The Venice Circus Arts Foundation has been working for the past six months on plans to revamp the decrepit circus arena into a Ringling Bros. and Barnum & Bailey Circus museum. It will continue its fundraising this weekend at a “Save the Venice Circus Arena” event Sunday at Centennial Park.
As an alternative to the foundation's plans, said Tracy Reiman, PETA executive vice president, a center should be built featuring interactive, educational displays, including one where visitors could volunteer to be chained and confined to a replica of a cramped, poorly ventilated box car to simulate how circus elephants often spend days at a time standing in their own waste while traveling between performances.

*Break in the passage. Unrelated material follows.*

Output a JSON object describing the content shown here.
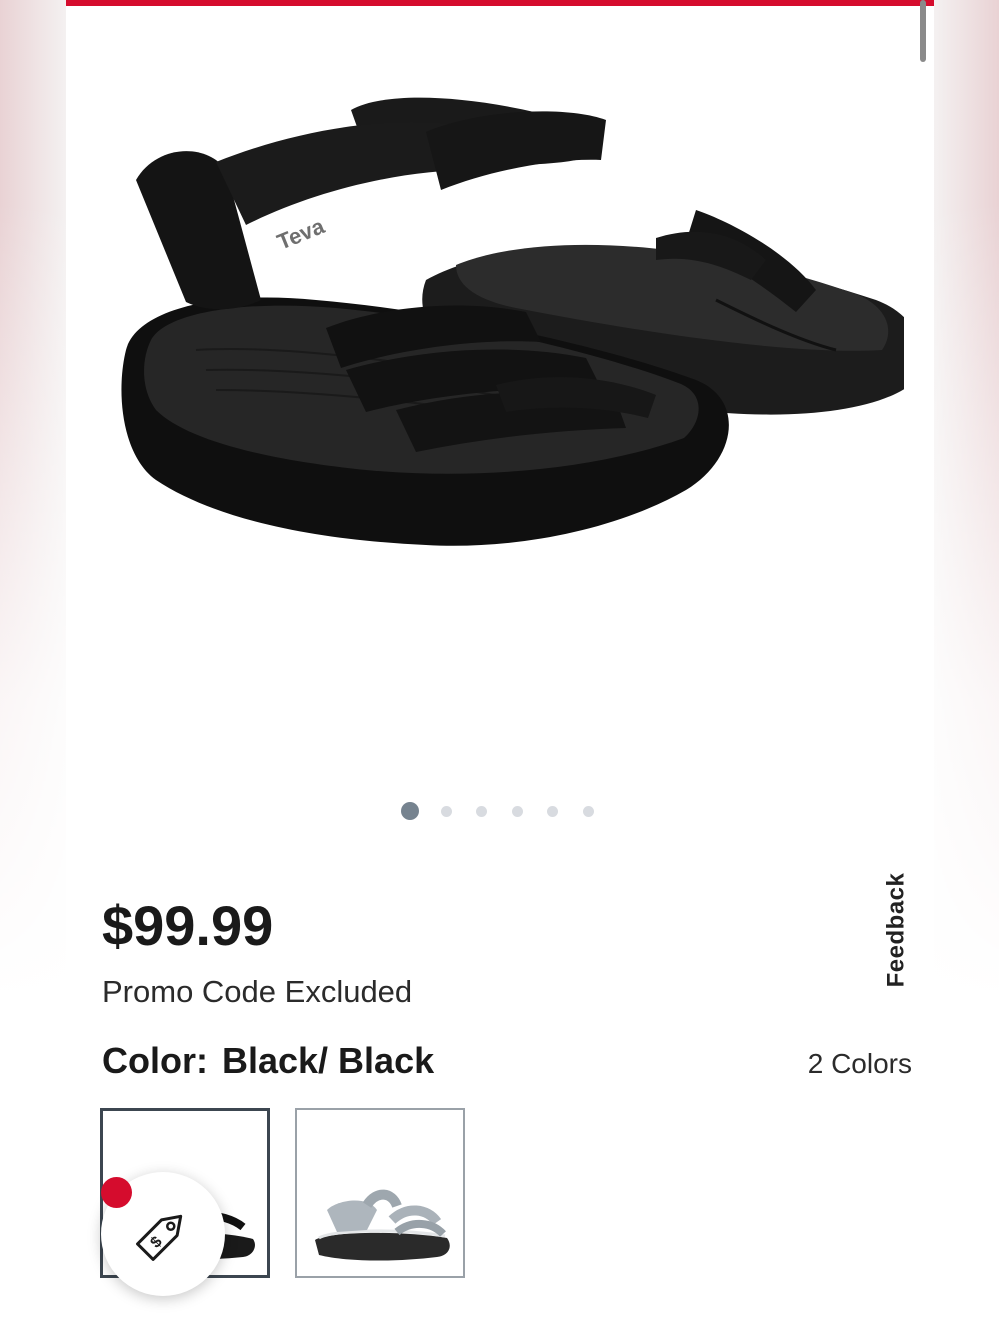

“With the Elephant Empathy Center, an arena that was once used to force sad, lonely, beaten elephants to perform will be transformed into a tribute to their intelligence, sensitivity and family values,” said Reiman in a letter to Martin. “Elephants are loving animals who never deserve to be beaten, shocked or shackled.”
Martin said he takes animal rights seriously, contributing to wildlife and nature groups.
“Not that I'm unsympathetic, but what would we have in addition, a chicken museum? A cow museum?” he said.
The Venice City Council agreed earlier this month to support the Venice Circus Arts Foundation's efforts to try to save the arena from demolition.
The foundation has outlined a business plan and is seeking contributions toward a $10 million renovation of the 5,100-seat more at: